As I mentioned earlier, using SMS messaging for communications is not for everyone. Grove Street Taxi offered SMS messaging as an option for those customers who are comfortable using this mode of communication to interact with them. But they also offered alternatives at every major step in the journey—through their Web site and phone—for those customers who preferred those channels of communication.
I can’t stress enough how well the timing and content of the communications aligned with the overall service journey—both my journey and that of the taxi service’s employees.
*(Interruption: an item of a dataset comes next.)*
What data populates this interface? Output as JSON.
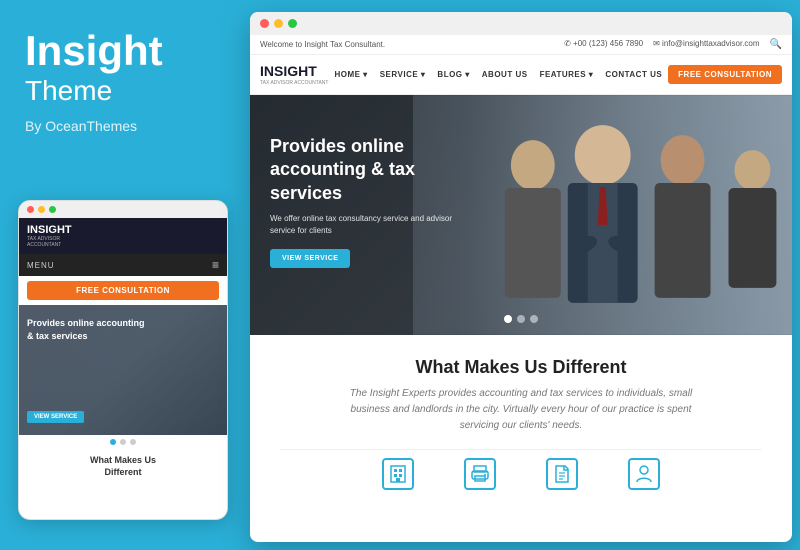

From their initial response to my request for service, to the back-and-forth that was necessary to obtain a complete picture of my transportation needs, to communications with the driver about his location at the airport, these communications were seamless and intuitive, and they solidified my trust in their overall service delivery.
Transactional, But Courteous
Part of what makes SMS messaging so appropriate for a taxi service is the quick, transactional nature of the interactions between the service provider and its customers that enable them complete the service successfully. The information exchanges that are necessary are concise, detailed, and predictable: address, destination, date, time, and any flight information. Payment by credit card adds some complexity, but asks for nothing that a customer isn’t accustomed to providing.
However, despite the transactional nature of the information exchange, the dispatcher’s and the driver’s friendliness and courteousness were obvious—from their wishing me a safe flight to their asking whether I wanted a receipt. SMS communications could very easily have felt cold and disconnected, as though I were corresponding with a taxi dispatcher automaton, but they felt human and approachable.
My New Perspective on Service Experiences
Seeing Grove Street Taxi evolve its service for the better has made me realize that I needed to question some of my beliefs. First, I had previously thought that the only necessary change for a service was one that fixed an existing problem, arising from customer dissatisfaction or process inefficiencies. Because the overall service experience with taxi companies is generally straightforward and well accepted, I didn’t believe that they could, or should, evolve their service. I hadn’t really considered that services could change their customers’ service experience dramatically just to evolve and make the experience better rather than to solve a problem. I had previously thought that such changes were arbitrary, unnecessary, and likely to frustrate or confuse customers.
Second, I have become a believer in the use of SMS messaging for service communications. I had previously thought that SMS was incapable of emulating live, person-to-person conversations and the resulting trust that they can engender. But the accountability that I appreciate when experiencing a live interaction with a person was actually present when texting with this service provider. Perhaps that is why it felt strange, at first, to be communicating with the taxi dispatcher through text messages.
In the past, texting had been a communications channel that I had reserved solely for personal relationships. The dispatcher was someone who I had never met. In some ways, the personal nature of texting likely influenced my willingness to trust this stranger with whom I was communicating. When the service delivery overall proved to be a success, that trust was validated, and I became a loyal customer.